So rather than hooking the device up to a human heart, the researchers instead measured the kinetic energy made available by the heart, and then recreated those energy levels using shakers from which the prototype drew power.
Thanks to its nonlinear energy harvesting, the research suggests that the prototype could draw sufficient energy from the heart at pulse rates of anywhere between 20 and 600 beats per minute. It's claimed that, unlike battery-powered pacemakers, the device is not affected by electromagnetic interference from devices such as mobile phones.
The distinction between a heart-powered prototype and a prototype made to run from equivalent power levels is an important one, and the American Heart Association statement describes implants as the next step, though the research to date is described as preliminary. Though the statement provides no details on the prototype's inner workings, it's worth bearing in mind that functionally-similar prototypes have been developed in the past: a reminder that progress almost always occurs in fractional increments.

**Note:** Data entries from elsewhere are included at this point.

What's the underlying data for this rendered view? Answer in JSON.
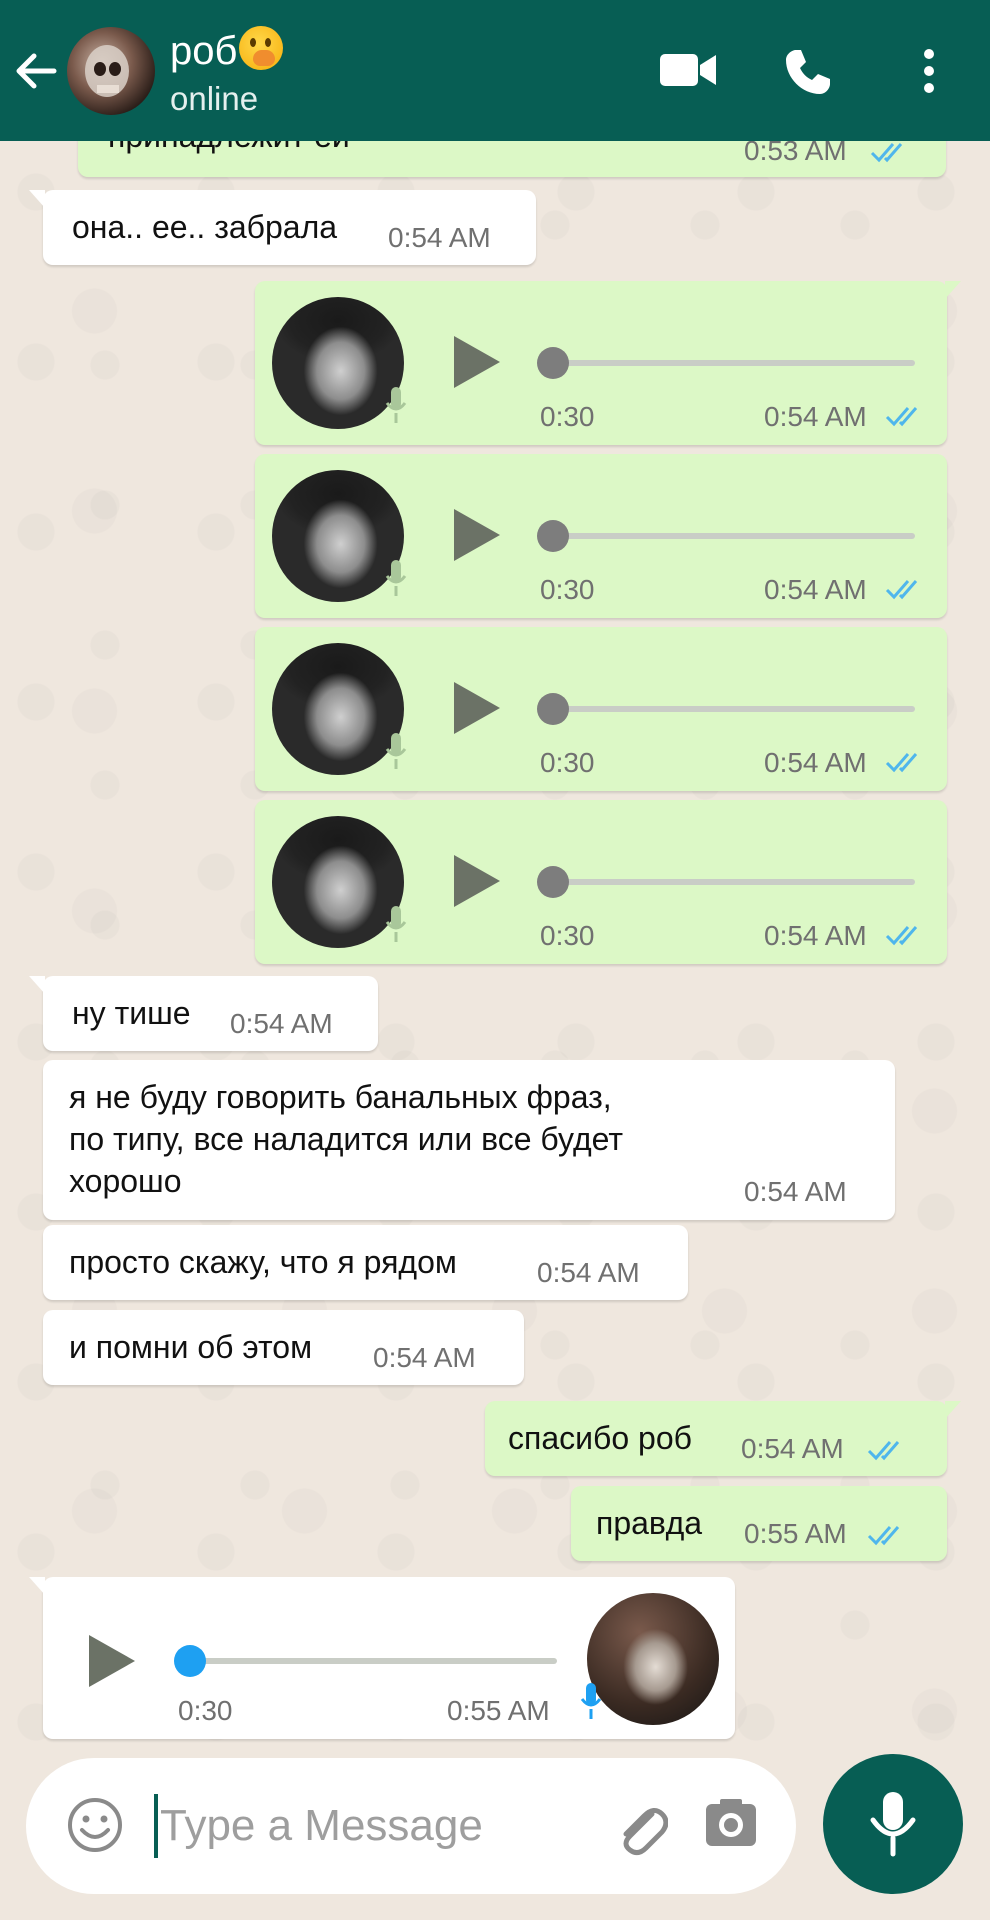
{
  "header": {
    "contact_name": "роб",
    "status": "online",
    "icons": [
      "back-arrow-icon",
      "video-call-icon",
      "phone-icon",
      "more-vertical-icon"
    ]
  },
  "messages": {
    "partial_top_text": "принадлежит ей",
    "partial_top_time": "0:53 AM",
    "m1_text": "она.. ее.. забрала",
    "m1_time": "0:54 AM",
    "voice1": {
      "duration": "0:30",
      "time": "0:54 AM"
    },
    "voice2": {
      "duration": "0:30",
      "time": "0:54 AM"
    },
    "voice3": {
      "duration": "0:30",
      "time": "0:54 AM"
    },
    "voice4": {
      "duration": "0:30",
      "time": "0:54 AM"
    },
    "m2_text": "ну тише",
    "m2_time": "0:54 AM",
    "m3_text": "я не буду говорить банальных фраз,\nпо типу, все наладится или все будет\nхорошо",
    "m3_time": "0:54 AM",
    "m4_text": "просто скажу, что я рядом",
    "m4_time": "0:54 AM",
    "m5_text": "и помни об этом",
    "m5_time": "0:54 AM",
    "m6_text": "спасибо роб",
    "m6_time": "0:54 AM",
    "m7_text": "правда",
    "m7_time": "0:55 AM",
    "voice_in": {
      "duration": "0:30",
      "time": "0:55 AM"
    }
  },
  "composer": {
    "placeholder": "Type a Message"
  },
  "colors": {
    "header": "#075e54",
    "outgoing_bubble": "#dcf8c6",
    "incoming_bubble": "#ffffff",
    "read_ticks": "#4fb6ec",
    "voice_knob_out": "#7d7d7d",
    "voice_knob_in": "#1ea0f2"
  }
}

There are more details of the research in the University of Michiganvideo below.
Source: American Heart Association